Citation

Krist, Miloš; Grim, Tomáš (2010), Data from: Are blue eggs a sexually selected signal of female collared flycatchers? A cross-fostering experiment, Dryad, Dataset, https://doi.org/10.5061/dryad.2016

Abstract

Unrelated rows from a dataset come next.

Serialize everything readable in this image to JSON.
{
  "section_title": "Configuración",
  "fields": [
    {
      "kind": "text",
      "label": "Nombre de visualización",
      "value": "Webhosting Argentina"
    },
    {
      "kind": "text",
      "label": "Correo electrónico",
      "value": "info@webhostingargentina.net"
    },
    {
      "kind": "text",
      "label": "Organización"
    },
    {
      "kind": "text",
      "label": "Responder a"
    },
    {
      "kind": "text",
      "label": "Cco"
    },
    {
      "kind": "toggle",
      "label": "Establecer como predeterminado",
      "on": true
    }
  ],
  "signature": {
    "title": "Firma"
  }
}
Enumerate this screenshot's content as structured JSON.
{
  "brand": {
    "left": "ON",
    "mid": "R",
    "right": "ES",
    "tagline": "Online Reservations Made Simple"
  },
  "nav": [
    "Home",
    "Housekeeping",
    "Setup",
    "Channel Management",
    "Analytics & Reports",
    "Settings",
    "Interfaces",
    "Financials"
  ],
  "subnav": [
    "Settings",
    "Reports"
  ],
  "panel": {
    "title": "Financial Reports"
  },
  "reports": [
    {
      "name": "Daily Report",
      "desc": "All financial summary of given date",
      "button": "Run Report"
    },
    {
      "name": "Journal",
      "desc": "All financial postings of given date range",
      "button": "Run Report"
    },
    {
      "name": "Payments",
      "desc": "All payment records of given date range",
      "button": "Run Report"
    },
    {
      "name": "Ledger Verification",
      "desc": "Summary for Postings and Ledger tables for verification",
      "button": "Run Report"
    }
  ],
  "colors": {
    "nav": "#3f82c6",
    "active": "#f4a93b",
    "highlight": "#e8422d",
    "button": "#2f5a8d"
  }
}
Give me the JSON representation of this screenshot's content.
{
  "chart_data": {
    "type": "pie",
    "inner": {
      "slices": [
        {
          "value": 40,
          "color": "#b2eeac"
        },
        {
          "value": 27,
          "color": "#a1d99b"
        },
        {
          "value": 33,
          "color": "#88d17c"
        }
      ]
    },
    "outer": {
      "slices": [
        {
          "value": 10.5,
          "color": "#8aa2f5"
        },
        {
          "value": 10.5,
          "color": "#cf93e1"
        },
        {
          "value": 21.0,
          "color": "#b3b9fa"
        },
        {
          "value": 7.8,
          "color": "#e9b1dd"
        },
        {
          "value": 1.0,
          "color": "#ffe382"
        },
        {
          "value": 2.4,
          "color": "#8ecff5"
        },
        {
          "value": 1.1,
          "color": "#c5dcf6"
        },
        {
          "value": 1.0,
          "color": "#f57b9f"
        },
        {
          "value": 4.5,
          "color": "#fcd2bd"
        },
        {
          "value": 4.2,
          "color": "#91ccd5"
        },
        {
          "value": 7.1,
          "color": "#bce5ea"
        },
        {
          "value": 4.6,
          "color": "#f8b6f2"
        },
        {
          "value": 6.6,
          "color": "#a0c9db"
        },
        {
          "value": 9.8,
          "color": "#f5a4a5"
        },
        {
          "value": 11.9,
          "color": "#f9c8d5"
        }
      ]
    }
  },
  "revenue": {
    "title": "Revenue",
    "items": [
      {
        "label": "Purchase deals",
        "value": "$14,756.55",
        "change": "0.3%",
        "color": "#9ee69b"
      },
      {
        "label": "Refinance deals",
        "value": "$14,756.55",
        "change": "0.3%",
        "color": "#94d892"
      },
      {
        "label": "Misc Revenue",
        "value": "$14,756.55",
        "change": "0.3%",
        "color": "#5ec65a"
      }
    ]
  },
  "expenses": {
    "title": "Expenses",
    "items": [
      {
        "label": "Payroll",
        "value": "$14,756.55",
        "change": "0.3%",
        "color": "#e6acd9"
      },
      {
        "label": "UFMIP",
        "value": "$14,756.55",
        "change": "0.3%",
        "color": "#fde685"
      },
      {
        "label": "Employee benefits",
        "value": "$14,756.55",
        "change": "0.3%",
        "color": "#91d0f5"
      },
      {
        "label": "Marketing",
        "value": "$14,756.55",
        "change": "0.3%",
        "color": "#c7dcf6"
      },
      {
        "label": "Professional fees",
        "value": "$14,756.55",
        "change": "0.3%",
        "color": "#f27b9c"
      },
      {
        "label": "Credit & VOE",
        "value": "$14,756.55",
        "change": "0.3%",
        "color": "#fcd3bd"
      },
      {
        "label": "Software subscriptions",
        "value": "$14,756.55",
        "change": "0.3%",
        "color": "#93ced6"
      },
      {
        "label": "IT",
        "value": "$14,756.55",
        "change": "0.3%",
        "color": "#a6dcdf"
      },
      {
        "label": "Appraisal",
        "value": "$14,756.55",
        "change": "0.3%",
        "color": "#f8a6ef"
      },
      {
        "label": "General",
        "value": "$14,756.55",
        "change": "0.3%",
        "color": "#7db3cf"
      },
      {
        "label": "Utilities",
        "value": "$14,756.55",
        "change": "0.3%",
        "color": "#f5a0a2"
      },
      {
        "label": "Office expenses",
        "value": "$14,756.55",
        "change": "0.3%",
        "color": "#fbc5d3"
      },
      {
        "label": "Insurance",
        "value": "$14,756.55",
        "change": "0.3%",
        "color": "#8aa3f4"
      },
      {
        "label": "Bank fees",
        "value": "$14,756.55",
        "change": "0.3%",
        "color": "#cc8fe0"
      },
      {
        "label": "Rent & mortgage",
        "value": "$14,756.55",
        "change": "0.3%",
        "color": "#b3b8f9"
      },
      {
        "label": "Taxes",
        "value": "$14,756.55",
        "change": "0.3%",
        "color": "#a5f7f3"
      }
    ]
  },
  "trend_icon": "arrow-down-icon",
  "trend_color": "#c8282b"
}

Impressive variation in egg colouration among birds has puzzled evolutionary biologists for a long time. The most frequently studied selective forces moulding egg colouration – predation and brood parasitism – have either received little empirical support or may play a role in only a minority of species. A novel hypothesis has suggested that egg colour may be significantly influenced by sexual selection. Females may deposit a blue-green pigment biliverdin into eggshells instead of using it for themselves as a powerful antioxidant. By this handicap females may signal their quality to males which are then hypothesized to increase their paternal effort. We experimentally tested the hypothesis in the collared flycatcher (Ficedula albicollis), a species laying blue-green eggs. We cross-fostered clutches between nests to disentangle effects of female/territory quality and egg colour on paternal effort and nestling quality. The results supported two assumptions of sexual signalling through egg colour hypothesis: blue pigment seems to be a limited resource for females and female quality is positively correlated with intensity of blue-green colour. However, we did not find support for the main prediction of the hypothesis as male parental effort parameters (feeding frequencies to nestlings and intensity of nest defence) were unrelated to egg colour. We discuss possible reasons for the discrepancy between our results and previous correlative analyses that supported the hypothesis that blue egg colour may be a postmating sexually selected signal in females.

Usage Notes

Location

Central Europe